START DATASET RECORDS

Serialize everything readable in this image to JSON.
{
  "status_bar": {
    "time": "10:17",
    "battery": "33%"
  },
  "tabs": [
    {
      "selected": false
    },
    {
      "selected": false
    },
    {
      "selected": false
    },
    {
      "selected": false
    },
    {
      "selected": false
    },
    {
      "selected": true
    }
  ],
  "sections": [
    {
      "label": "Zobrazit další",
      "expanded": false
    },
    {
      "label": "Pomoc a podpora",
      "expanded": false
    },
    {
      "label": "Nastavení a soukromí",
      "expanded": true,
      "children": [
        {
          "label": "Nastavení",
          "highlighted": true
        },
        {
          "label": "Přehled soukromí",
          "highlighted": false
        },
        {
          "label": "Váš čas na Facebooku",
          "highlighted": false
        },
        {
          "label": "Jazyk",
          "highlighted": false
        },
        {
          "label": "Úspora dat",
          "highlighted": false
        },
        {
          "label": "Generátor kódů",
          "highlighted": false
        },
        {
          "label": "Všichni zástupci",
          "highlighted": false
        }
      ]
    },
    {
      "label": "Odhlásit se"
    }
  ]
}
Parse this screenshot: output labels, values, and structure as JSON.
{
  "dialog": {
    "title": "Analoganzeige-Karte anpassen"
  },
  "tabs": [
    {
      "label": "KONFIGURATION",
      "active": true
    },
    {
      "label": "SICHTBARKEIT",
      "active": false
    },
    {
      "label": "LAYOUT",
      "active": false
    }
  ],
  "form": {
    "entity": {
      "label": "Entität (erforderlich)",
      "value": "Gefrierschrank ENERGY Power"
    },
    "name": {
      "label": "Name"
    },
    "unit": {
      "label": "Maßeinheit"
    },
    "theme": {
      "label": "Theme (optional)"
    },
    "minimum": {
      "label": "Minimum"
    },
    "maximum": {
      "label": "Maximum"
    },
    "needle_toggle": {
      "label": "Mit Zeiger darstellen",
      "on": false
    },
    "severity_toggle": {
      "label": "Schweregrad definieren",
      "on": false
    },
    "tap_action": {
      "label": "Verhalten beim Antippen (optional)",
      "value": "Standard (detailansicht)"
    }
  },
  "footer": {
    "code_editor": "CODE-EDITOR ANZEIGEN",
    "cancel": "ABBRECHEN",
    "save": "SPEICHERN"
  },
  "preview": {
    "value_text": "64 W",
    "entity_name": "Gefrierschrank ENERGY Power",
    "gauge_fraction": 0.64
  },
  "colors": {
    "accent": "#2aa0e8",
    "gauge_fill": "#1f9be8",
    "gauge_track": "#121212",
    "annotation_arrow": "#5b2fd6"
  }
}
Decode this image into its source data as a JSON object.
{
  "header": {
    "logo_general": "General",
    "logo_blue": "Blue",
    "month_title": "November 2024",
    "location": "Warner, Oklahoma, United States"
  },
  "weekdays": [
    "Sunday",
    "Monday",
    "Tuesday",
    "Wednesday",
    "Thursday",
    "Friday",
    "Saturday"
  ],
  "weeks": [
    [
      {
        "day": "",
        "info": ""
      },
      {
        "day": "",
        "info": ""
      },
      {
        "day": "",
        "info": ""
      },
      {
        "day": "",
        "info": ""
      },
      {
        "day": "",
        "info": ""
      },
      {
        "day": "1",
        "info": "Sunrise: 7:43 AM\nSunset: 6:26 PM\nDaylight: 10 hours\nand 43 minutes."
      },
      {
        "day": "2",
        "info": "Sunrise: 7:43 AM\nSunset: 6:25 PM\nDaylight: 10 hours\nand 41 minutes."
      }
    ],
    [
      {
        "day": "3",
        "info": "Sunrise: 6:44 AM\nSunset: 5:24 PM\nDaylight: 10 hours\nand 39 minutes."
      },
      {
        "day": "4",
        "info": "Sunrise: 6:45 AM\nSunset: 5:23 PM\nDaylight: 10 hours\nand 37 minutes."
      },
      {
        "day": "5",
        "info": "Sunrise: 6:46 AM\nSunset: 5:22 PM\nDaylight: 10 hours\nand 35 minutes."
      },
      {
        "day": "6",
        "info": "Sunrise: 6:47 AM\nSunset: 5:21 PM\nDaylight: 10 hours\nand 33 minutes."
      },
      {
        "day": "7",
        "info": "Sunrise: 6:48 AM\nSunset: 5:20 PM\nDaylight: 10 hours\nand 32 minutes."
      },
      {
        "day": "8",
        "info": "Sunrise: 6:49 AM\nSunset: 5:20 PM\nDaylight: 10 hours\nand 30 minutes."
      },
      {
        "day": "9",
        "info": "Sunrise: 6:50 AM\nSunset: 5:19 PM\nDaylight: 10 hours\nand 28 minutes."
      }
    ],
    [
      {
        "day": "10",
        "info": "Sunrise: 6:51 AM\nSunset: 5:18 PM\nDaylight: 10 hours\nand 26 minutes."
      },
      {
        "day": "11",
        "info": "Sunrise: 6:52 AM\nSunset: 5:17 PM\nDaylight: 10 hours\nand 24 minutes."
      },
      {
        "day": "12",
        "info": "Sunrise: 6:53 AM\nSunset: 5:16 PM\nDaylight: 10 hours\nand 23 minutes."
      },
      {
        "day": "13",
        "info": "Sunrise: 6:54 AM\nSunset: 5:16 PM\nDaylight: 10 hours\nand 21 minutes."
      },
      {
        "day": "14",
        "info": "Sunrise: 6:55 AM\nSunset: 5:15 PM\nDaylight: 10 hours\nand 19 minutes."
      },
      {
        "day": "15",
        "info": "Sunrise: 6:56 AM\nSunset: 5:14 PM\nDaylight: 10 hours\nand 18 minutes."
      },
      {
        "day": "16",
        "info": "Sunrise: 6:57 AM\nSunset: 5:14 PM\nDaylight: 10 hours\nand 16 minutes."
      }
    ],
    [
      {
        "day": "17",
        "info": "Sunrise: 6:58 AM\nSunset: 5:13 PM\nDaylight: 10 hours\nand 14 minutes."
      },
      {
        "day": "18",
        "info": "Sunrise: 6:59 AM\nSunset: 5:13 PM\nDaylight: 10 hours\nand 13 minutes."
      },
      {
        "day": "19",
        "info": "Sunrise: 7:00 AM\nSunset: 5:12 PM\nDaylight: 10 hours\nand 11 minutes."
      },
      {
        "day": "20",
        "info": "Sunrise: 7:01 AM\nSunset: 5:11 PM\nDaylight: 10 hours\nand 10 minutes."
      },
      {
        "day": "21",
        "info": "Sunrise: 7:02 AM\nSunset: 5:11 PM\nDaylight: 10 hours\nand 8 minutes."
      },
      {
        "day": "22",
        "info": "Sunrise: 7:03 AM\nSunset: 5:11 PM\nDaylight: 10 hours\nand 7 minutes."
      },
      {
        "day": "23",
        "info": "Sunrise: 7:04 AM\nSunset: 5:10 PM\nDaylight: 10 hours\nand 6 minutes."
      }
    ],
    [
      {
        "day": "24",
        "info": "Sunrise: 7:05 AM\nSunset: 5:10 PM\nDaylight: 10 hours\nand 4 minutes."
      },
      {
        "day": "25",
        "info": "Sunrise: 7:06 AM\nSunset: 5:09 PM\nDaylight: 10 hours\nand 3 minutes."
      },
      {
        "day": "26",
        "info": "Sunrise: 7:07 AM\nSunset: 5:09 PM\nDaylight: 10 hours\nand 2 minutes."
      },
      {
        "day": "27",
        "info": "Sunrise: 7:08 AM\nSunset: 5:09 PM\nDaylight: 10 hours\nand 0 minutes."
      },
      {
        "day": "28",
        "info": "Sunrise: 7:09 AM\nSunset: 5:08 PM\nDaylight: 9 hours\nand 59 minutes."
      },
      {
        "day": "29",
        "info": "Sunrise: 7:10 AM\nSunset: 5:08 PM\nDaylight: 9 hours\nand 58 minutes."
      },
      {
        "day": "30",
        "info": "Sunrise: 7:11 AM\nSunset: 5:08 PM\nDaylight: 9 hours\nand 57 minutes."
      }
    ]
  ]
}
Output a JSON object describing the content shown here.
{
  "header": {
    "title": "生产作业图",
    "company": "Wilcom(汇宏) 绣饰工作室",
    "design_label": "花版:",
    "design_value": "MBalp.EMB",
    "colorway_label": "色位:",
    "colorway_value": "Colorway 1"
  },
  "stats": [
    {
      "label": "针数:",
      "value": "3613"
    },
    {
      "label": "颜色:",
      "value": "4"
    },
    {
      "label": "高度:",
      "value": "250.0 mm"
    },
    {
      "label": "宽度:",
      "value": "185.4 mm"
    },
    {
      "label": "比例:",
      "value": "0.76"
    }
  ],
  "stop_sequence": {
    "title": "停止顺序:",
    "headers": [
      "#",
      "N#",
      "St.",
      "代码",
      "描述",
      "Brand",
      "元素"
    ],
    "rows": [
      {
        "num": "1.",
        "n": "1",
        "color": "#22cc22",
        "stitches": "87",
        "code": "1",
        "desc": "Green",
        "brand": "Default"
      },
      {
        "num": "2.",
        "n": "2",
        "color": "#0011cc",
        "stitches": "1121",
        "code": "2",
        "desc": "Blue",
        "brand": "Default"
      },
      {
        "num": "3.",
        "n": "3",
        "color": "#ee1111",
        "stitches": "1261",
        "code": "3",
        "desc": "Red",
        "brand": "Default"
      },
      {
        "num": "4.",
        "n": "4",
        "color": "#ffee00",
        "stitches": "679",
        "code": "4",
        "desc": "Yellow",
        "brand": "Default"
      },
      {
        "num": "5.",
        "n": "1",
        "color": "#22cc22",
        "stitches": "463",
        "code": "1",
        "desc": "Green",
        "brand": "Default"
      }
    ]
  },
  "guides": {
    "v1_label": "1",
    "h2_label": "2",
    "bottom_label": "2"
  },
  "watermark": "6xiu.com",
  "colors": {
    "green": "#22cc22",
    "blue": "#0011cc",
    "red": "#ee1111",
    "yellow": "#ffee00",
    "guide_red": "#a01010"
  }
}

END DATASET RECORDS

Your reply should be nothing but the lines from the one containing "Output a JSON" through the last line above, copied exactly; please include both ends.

- **RESPONSE TO THIS TASK**:
Output a JSON object describing the content shown here.
{
  "header": {
    "title": "生产作业图",
    "company": "Wilcom(汇宏) 绣饰工作室",
    "design_label": "花版:",
    "design_value": "MBalp.EMB",
    "colorway_label": "色位:",
    "colorway_value": "Colorway 1"
  },
  "stats": [
    {
      "label": "针数:",
      "value": "3613"
    },
    {
      "label": "颜色:",
      "value": "4"
    },
    {
      "label": "高度:",
      "value": "250.0 mm"
    },
    {
      "label": "宽度:",
      "value": "185.4 mm"
    },
    {
      "label": "比例:",
      "value": "0.76"
    }
  ],
  "stop_sequence": {
    "title": "停止顺序:",
    "headers": [
      "#",
      "N#",
      "St.",
      "代码",
      "描述",
      "Brand",
      "元素"
    ],
    "rows": [
      {
        "num": "1.",
        "n": "1",
        "color": "#22cc22",
        "stitches": "87",
        "code": "1",
        "desc": "Green",
        "brand": "Default"
      },
      {
        "num": "2.",
        "n": "2",
        "color": "#0011cc",
        "stitches": "1121",
        "code": "2",
        "desc": "Blue",
        "brand": "Default"
      },
      {
        "num": "3.",
        "n": "3",
        "color": "#ee1111",
        "stitches": "1261",
        "code": "3",
        "desc": "Red",
        "brand": "Default"
      },
      {
        "num": "4.",
        "n": "4",
        "color": "#ffee00",
        "stitches": "679",
        "code": "4",
        "desc": "Yellow",
        "brand": "Default"
      },
      {
        "num": "5.",
        "n": "1",
        "color": "#22cc22",
        "stitches": "463",
        "code": "1",
        "desc": "Green",
        "brand": "Default"
      }
    ]
  },
  "guides": {
    "v1_label": "1",
    "h2_label": "2",
    "bottom_label": "2"
  },
  "watermark": "6xiu.com",
  "colors": {
    "green": "#22cc22",
    "blue": "#0011cc",
    "red": "#ee1111",
    "yellow": "#ffee00",
    "guide_red": "#a01010"
  }
}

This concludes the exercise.